Animation of the DART Spacecraft approaching a small moon orbiting Asteroid Didymos. Photo Credit: NASA/Johns Hopkins Applied Physics Lab
The DART project, which stands for Double Asteroid Redirection Test, is an effort led by NASA’s Planetary Defense Coordination Office and managed by the Johns Hopkins University Applied Physics Laboratory (APL) with support from other industry partners. Propelled by Aerojet Rocketdyne propulsion after launch, the DART spacecraft will deliberately crash into a moonlet (small moon) orbiting asteroid Didymos to demonstrate the ability to “knock” a hazardous asteroid off of its current trajectory, preventing a potential impact of Earth.
The asteroid Didymos was selected for the test in part because of its smaller orbiting moonlet, which is close in size to those asteroids most likely to pose a threat to Earth. Once the DART spacecraft crashes into the moonlet, the impact should change the moonlet’s speed and orbit around Didymos, demonstrating the test objective without endangering the Earth.

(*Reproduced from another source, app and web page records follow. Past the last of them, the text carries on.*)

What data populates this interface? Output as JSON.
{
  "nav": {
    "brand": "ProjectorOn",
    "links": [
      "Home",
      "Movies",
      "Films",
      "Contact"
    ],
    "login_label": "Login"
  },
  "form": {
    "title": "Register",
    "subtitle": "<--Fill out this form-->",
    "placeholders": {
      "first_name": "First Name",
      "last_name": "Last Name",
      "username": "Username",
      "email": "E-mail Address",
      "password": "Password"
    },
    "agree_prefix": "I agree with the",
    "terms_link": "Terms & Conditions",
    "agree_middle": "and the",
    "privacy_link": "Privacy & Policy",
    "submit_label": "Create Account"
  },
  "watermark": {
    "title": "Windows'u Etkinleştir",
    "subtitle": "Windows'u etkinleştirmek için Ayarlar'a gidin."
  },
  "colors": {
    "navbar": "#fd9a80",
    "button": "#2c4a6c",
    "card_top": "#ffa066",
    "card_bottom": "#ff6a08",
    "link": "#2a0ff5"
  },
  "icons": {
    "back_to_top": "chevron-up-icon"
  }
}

Aerojet Rocketdyne is the sole propulsion provider for the DART spacecraft, supplying the primary chemical propulsion system as well as the demonstration solar electric propulsion system, NEXT-C (NASA Evolutionary Xenon Thruster – Commercial). NEXT-C is a next-generation solar electric propulsion system based on mission-proven technology developed by Aerojet Rocketdyne and NASA’s Glenn Research Center.
NEXT-C thruster during thermal vacuum testing at NASA’s Glenn Research Center
The NEXT-C system recently completed acceptance and integration testing, and is now ready to be installed into the spacecraft. The integrated test of the actual thruster and power processing unit that will fly on the DART mission ran approximately 12 days, concluding Feb. 1. Aerojet Rocketdyne ran the integrated test at NASA Glenn with participation from partners NASA, APL and ZIN Technologies.
“Successfully completing acceptance and integration testing of the first full system is a huge milestone for the NEXT-C program,” said Aerojet Rocketdyne’s NEXT-C Program Manager Jack Fisher. “We’re exploring higher thrust NEXT-C variants for other applications and support of additional NASA science missions down the line.”
The above DART mission schematic shows the impact on Didymos’ moonlet. Photo Credit: NASA/Johns Hopkins Applied Physics Lab
With a successful in-flight test of this next generation of ion engine technology, DART may make use of NEXT-C for spacecraft maneuvers to demonstrate the potential for application to future NASA missions.
DART is set to launch July 2021 from Vandenberg Air Force Base, California, intercepting Didymos’ moonlet in late September 2022. For more information on Aerojet Rocketdyne’s Solar Electric Propulsion programs, visit https://www.rocket.com/innovation/solar-electric-propulsion-systems.